======== TASK DATA

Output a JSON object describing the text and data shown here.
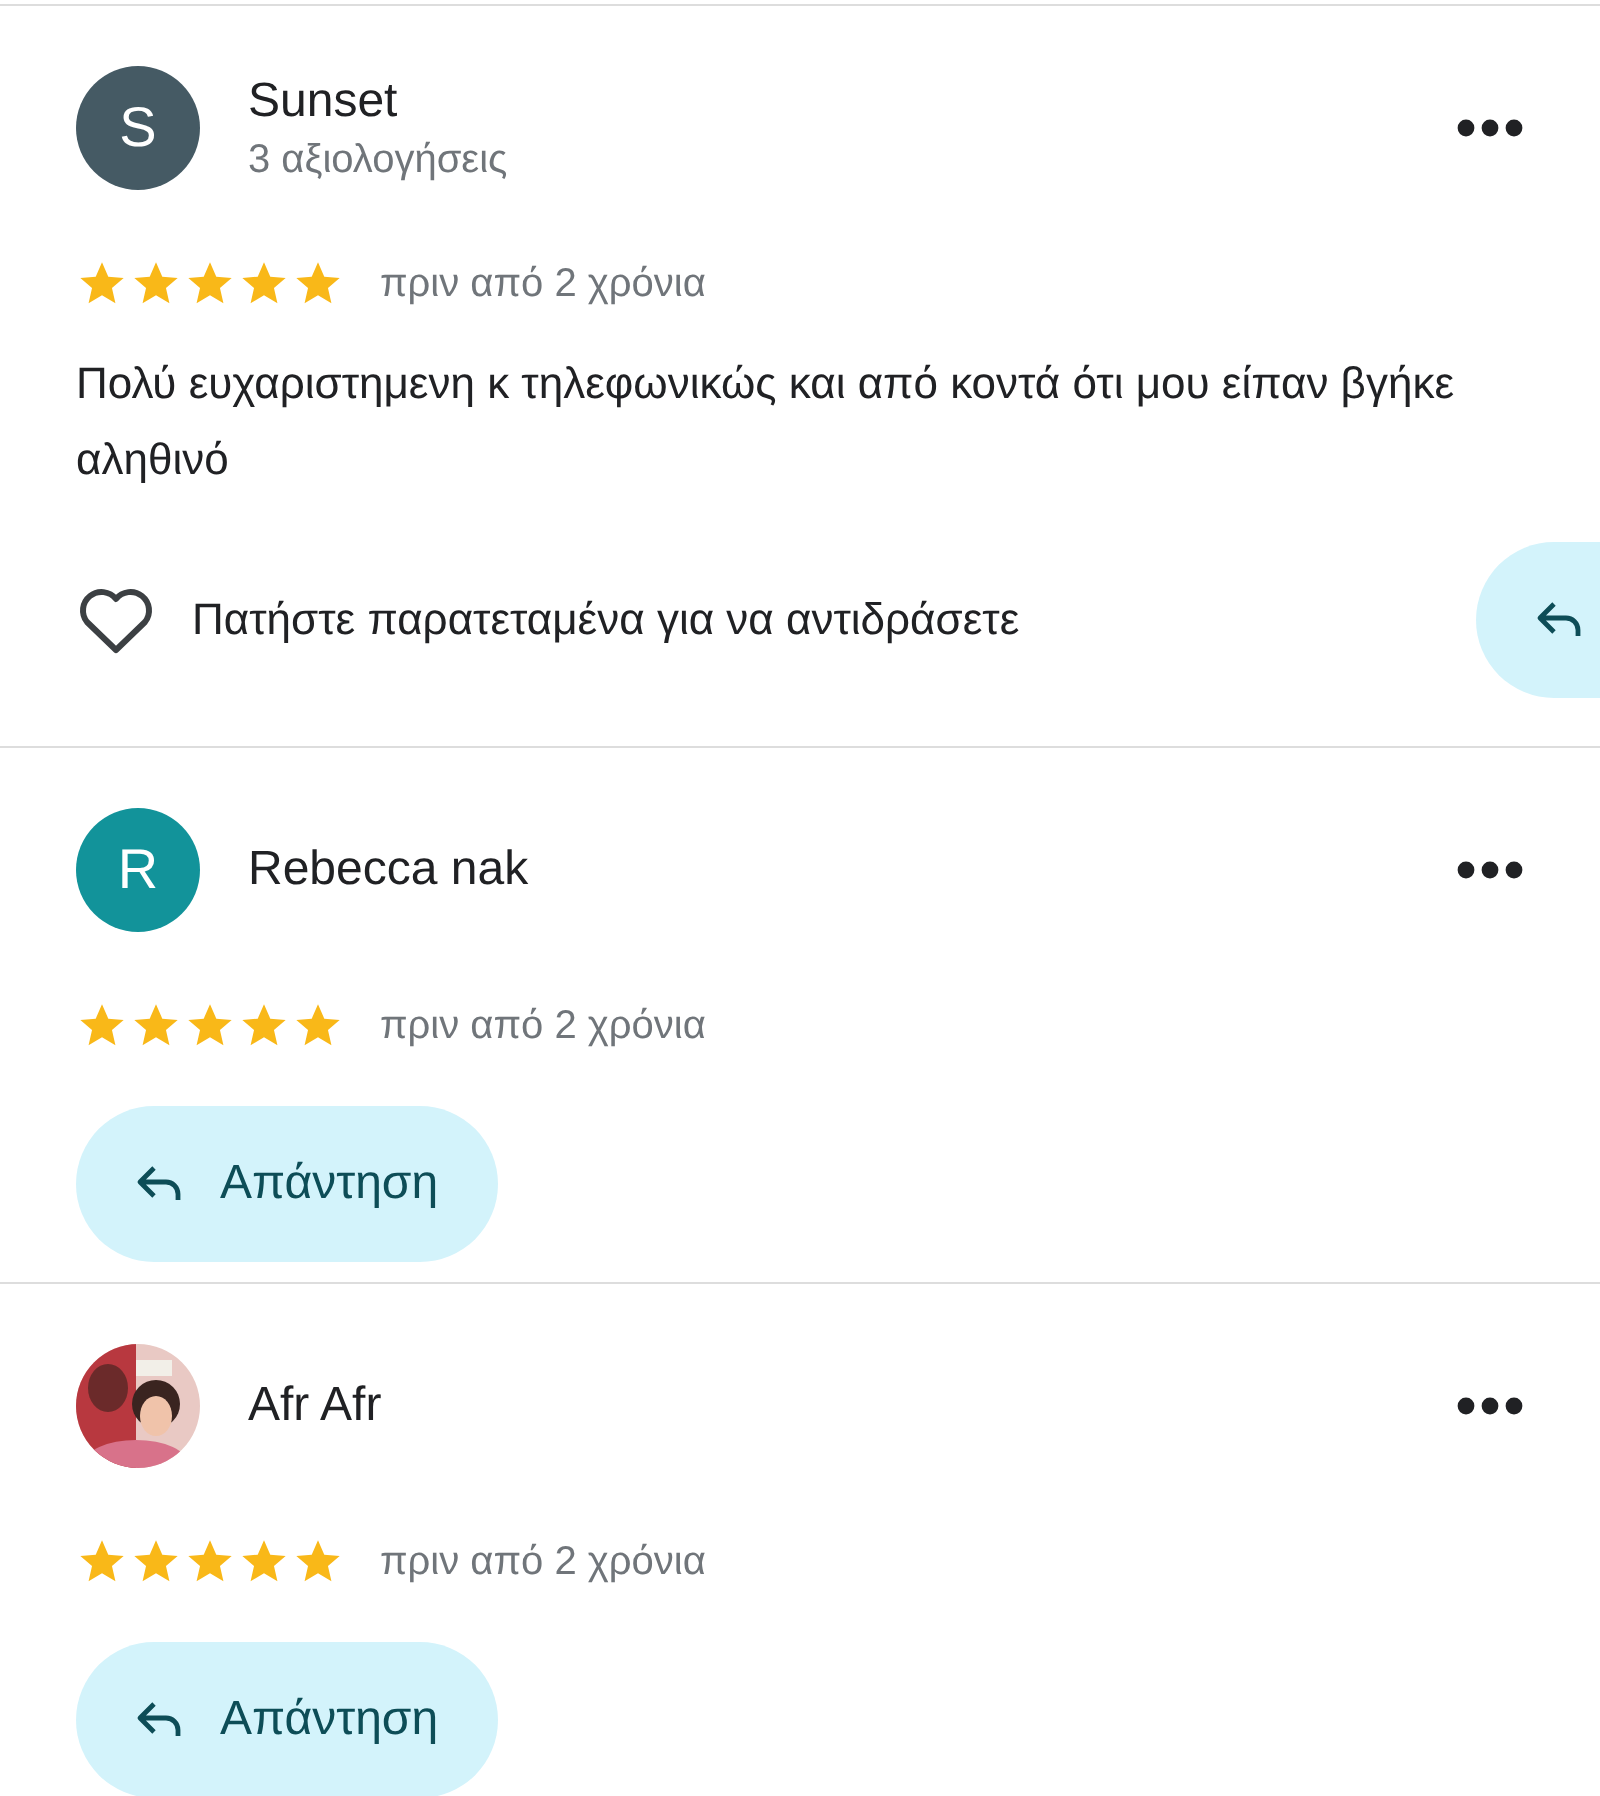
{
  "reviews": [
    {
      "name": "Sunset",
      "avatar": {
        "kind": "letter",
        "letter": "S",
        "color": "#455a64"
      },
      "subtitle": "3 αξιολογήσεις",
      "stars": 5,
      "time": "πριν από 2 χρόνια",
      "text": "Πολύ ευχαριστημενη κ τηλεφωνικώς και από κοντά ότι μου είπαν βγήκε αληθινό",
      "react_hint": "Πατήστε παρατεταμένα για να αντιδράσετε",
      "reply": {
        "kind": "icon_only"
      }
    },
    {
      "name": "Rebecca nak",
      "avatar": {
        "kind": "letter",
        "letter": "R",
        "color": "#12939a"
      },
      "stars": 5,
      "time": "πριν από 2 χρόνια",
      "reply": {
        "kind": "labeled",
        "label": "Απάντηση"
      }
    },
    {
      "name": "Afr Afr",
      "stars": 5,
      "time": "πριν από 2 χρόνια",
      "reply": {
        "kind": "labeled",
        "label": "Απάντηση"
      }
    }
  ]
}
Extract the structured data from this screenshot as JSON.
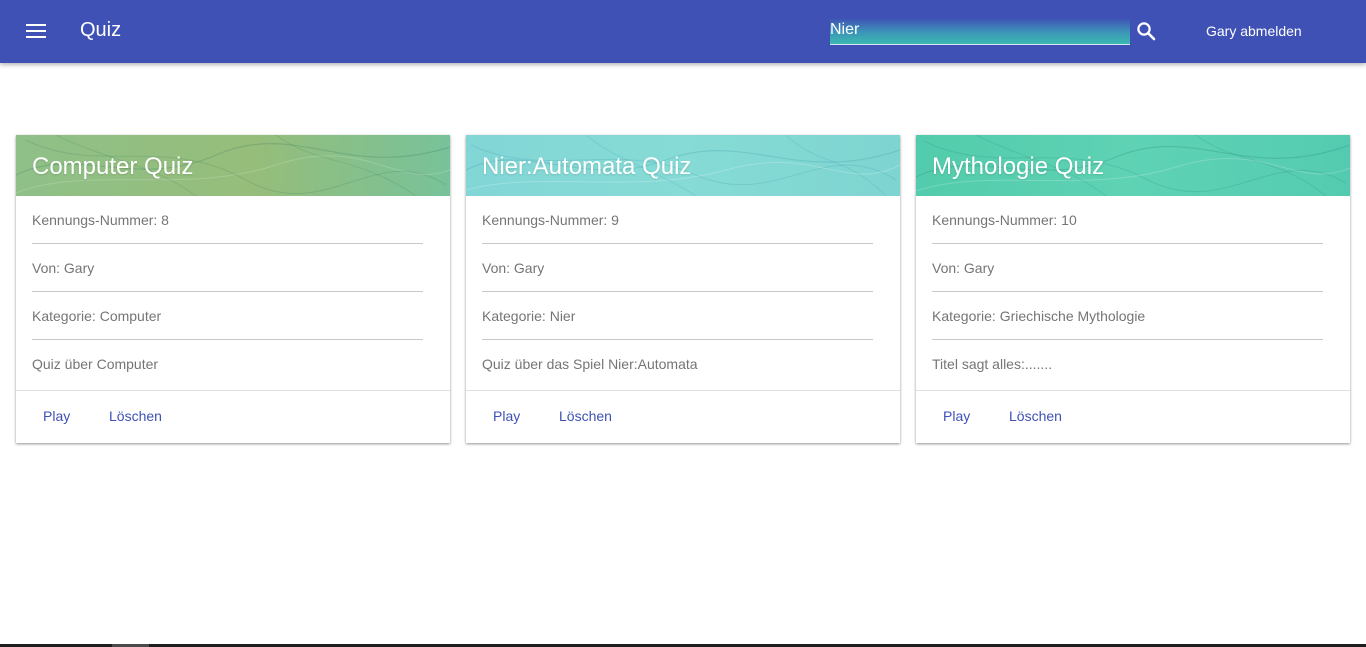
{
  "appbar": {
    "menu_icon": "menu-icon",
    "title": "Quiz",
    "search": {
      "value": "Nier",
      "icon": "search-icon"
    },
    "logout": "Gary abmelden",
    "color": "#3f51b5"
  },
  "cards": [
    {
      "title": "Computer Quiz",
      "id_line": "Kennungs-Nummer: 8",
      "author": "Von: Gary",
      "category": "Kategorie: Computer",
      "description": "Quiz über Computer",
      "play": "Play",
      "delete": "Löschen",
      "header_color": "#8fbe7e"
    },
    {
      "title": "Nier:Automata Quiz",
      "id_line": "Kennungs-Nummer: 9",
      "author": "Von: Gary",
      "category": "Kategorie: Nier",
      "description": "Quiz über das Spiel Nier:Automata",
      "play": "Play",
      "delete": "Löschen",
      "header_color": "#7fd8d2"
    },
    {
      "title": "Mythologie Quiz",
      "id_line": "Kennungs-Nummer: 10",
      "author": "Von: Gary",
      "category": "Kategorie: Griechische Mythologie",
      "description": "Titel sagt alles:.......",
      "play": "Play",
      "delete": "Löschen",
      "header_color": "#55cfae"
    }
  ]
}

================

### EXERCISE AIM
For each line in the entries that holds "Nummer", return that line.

### SOLVED PROBLEM
      "id_line": "Kennungs-Nummer: 8",
      "id_line": "Kennungs-Nummer: 9",
      "id_line": "Kennungs-Nummer: 10",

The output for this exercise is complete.